From the records below, pull each line that has "false".

■ **Data to process**
▬▬▬▬▬▬

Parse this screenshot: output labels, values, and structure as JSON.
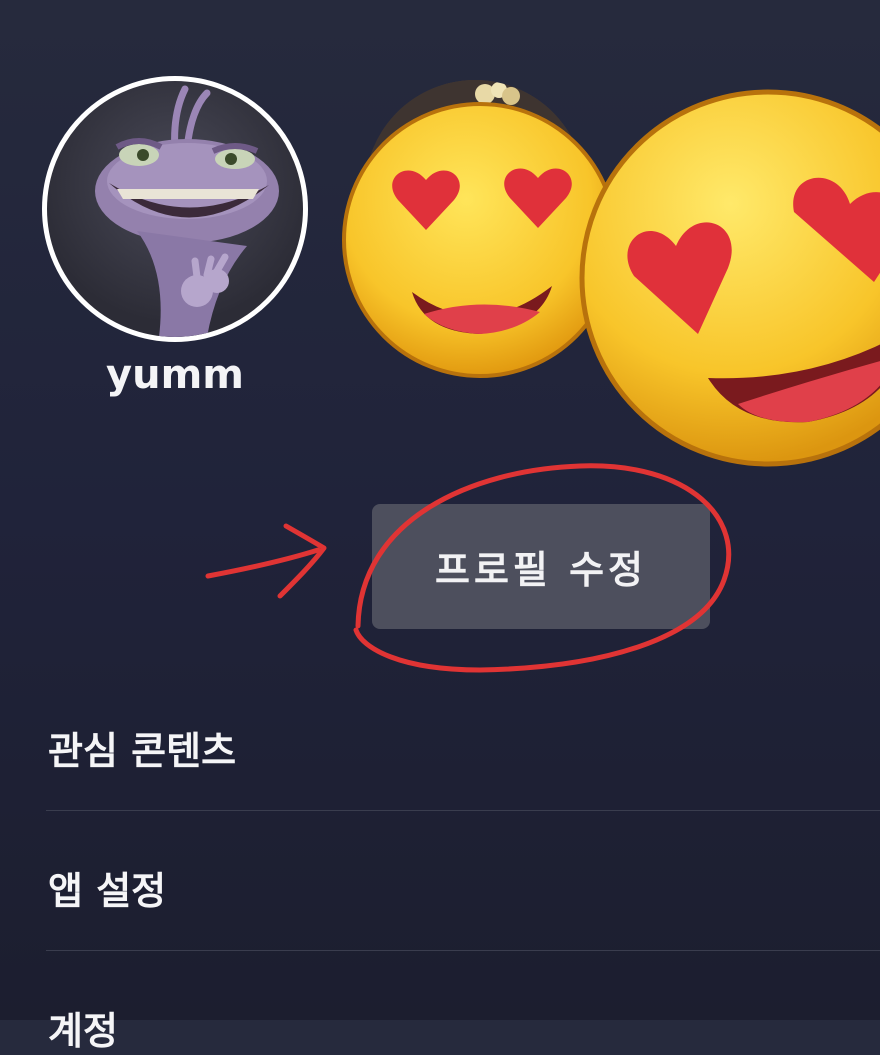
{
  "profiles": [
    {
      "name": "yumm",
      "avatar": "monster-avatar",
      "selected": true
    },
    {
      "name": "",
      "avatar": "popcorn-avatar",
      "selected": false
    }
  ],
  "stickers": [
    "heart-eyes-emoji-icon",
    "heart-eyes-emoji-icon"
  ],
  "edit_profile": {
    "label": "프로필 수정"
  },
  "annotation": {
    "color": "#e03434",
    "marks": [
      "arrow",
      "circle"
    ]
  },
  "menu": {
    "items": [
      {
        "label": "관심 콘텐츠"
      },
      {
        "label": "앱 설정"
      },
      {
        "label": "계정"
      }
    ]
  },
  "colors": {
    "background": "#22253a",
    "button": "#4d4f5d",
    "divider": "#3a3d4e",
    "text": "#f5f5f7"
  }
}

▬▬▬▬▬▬

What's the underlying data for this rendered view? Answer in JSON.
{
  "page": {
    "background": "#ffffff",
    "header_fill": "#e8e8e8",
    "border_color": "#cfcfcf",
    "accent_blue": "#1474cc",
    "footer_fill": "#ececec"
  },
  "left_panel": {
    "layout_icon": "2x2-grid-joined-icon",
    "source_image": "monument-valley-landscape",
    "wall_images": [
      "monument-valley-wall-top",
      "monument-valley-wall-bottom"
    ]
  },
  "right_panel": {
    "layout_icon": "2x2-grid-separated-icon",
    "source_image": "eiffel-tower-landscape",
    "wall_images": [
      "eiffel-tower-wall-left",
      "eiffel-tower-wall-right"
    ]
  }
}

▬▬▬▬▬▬

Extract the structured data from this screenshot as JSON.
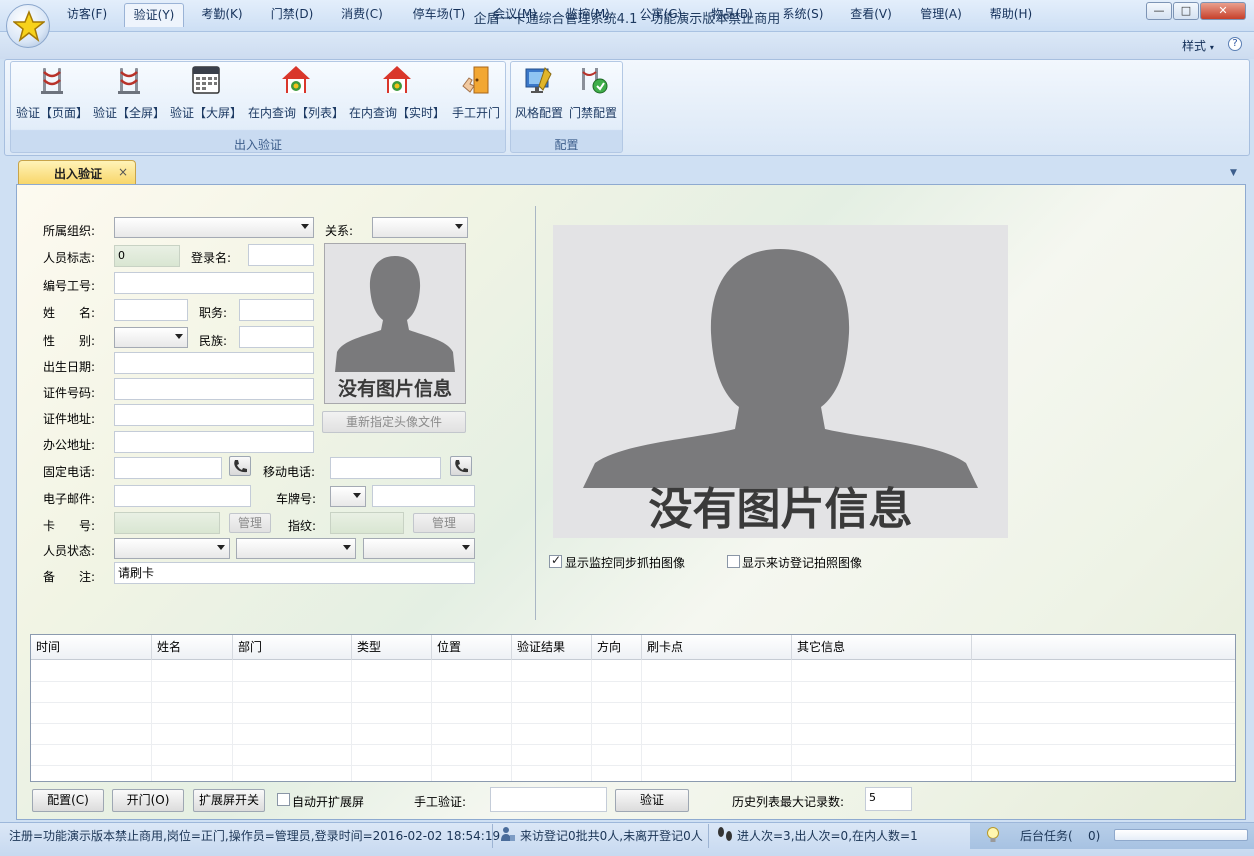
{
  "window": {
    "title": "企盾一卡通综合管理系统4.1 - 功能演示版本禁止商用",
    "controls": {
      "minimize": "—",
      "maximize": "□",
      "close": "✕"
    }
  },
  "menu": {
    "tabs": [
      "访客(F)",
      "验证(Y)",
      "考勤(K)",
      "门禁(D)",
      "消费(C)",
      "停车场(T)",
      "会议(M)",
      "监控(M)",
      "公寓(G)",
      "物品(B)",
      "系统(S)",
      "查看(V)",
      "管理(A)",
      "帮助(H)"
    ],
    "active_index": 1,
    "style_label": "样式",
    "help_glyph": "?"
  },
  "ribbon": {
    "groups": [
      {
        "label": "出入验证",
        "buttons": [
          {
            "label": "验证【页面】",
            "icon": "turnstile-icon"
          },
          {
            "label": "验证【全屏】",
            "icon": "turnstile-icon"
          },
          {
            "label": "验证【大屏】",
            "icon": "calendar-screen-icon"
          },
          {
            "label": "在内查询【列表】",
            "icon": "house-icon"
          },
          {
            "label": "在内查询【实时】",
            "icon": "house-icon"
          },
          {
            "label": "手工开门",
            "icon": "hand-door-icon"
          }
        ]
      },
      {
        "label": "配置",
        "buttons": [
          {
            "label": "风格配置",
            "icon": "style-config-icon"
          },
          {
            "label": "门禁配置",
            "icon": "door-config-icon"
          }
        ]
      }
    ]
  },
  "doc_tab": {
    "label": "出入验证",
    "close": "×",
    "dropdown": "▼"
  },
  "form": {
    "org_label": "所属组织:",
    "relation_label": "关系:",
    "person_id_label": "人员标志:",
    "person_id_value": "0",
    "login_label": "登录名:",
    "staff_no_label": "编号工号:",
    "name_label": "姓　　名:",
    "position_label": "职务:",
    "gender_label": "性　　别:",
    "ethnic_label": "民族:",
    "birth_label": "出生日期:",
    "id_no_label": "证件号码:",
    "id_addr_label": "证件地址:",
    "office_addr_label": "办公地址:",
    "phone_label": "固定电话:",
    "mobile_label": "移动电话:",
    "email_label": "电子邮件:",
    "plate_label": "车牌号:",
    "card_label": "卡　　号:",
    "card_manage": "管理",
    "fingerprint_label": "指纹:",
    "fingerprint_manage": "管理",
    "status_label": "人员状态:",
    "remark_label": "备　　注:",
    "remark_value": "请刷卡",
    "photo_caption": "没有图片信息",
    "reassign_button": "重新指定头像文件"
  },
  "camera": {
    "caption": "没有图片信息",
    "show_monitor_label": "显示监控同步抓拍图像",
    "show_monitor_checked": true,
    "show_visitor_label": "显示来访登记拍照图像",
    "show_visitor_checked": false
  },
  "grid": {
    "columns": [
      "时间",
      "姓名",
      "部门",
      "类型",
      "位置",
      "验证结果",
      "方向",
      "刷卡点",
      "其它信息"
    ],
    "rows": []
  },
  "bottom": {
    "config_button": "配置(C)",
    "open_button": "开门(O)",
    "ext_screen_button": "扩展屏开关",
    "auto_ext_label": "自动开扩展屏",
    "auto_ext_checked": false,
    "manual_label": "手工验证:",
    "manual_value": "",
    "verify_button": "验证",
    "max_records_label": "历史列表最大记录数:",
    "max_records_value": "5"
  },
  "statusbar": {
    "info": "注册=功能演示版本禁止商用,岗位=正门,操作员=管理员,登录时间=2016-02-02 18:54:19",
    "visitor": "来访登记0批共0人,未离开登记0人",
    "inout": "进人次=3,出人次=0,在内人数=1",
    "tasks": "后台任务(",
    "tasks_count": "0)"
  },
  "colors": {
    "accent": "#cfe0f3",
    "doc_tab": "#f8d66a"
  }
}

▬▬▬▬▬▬

■ **Answer for this exercise**
      "selected": false
    "show_visitor_checked": false
    "auto_ext_checked": false,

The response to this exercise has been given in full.